However, not all light bulbs are the same luminosity. I shine the flashlight onto the Earth and the students notice that there's hardly any light showing. When we look at the Little Dipper, we expect to see this pattern of stars and that these specific stars pointing to the appropriate ones are relatively brighter than the other stars in that constellation. I show information located on about the brightness of stars. It is 864,000 miles 1,392,000 km in diameter, which makes it 109 times wider than Earth. Magnitude works like this: each increase of 1 in magnitude is equal to a decrease in brightness of about 2.
How bright will the same light source appear to observers fixed to a spherical shell with a radius twice as large as the first shell? Now the trouble is, if a star looks dimmer when it is farther away, and brighter when it is close, how can we tell just how far away it is -- in order to determine how bright it is? When a nebula collects enough mass, it begins to collapse under its own gravity. In this lesson I demonstrate a model that shows the distance of stars and their relative brightness. The reason this happens is simple. Since I know that Vega is closer it must be a factor other than distance from Earth that causes Arcturus to appear brighter. Author: , Senior Lecturer in the , The Pennsylvania State University. Project the image if possible or make copies and provide to students.
If, for example, you see a moderately distant star that is white with a surface temperature of about 8000K, we know by the H-R diagram that that star is around 10 x brighter than the sun, in absolute brightness. Students may mention a number of different reasons including size, temperature, age, chemical make-up, distance from the Earth, etc. This activity will not be done to scale because it would be difficult to replicate scale distances of the stars. So, everyone will measure a different apparent brightness for the same star if they are all different distances away from that star. We discuss this together and come up with what gases are burning in the star because some gases may burn hotter than others. Motivation Ask students for the names of stars and constellations that they have heard of before. I tell the student to write down their observations.
For example, the closest stellar object to us after the sun is Alpha Centauri at 4. Success Criteria: Students will demonstrate success of this goal by correctly comparing two stars on the exit ticket given at the end of the lesson. I provide each student with a copy of the. Why Some Stars Appear Brighter Than Others My classroom is already set up in table groups. Variable stars While many stars have a consistent brightness,.

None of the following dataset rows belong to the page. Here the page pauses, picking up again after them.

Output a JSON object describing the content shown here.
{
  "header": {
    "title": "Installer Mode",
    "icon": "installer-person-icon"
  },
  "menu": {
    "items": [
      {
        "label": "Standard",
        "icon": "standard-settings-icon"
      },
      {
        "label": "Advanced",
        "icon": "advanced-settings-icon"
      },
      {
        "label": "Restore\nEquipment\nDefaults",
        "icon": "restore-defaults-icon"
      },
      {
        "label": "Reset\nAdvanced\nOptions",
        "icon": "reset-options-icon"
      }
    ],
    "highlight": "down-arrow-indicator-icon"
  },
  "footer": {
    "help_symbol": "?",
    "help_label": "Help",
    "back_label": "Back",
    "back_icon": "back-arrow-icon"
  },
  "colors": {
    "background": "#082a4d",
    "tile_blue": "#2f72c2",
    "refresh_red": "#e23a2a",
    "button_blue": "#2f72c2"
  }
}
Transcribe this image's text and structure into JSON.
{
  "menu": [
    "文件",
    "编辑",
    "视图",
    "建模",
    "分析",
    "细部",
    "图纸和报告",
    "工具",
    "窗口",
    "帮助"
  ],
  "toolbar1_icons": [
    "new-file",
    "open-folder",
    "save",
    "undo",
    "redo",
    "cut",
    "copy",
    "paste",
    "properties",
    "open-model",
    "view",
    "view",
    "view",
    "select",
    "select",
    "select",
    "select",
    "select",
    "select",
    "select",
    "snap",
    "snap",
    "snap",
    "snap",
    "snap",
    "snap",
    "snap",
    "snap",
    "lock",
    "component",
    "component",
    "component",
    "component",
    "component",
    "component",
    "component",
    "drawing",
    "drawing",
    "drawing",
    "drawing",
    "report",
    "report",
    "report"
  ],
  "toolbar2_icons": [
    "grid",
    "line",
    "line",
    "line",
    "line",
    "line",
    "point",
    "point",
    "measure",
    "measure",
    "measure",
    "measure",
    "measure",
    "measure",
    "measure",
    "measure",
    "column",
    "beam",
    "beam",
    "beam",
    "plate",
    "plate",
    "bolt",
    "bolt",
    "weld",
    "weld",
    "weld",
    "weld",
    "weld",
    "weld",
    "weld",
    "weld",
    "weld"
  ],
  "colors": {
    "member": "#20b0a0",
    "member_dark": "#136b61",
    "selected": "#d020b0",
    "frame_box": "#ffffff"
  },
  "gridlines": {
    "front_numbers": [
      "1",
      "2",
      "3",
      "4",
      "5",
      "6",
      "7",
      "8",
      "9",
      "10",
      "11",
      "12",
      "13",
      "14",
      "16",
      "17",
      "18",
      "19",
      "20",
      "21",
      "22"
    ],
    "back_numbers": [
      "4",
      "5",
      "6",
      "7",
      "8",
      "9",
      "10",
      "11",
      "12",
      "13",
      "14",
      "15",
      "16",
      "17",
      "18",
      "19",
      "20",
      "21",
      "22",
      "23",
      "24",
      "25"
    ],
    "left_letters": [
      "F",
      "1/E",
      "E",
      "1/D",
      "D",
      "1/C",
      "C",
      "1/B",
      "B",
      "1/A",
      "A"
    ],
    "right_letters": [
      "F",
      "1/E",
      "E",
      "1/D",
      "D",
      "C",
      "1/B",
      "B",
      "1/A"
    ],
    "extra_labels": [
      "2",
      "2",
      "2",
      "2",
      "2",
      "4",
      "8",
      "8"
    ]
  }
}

A star pattern that is not officially recognized by the international scientific community International Astronomical Union as a constellation is called an asterism. Knowing that there are much larger stars in the universe, will lead us into our discussion for the day, on why our sun is so bright compared to other stars if it is much smaller. Some of these stars are ones that were researched during the. The big idea is that apparent magnitude is a measure of how bright we perceive a star is from Earth. Lessons 4 through 7 focus on the movement of the Earth around the Sun. You are probably familiar with the luminosity of light bulbs given in Watts e.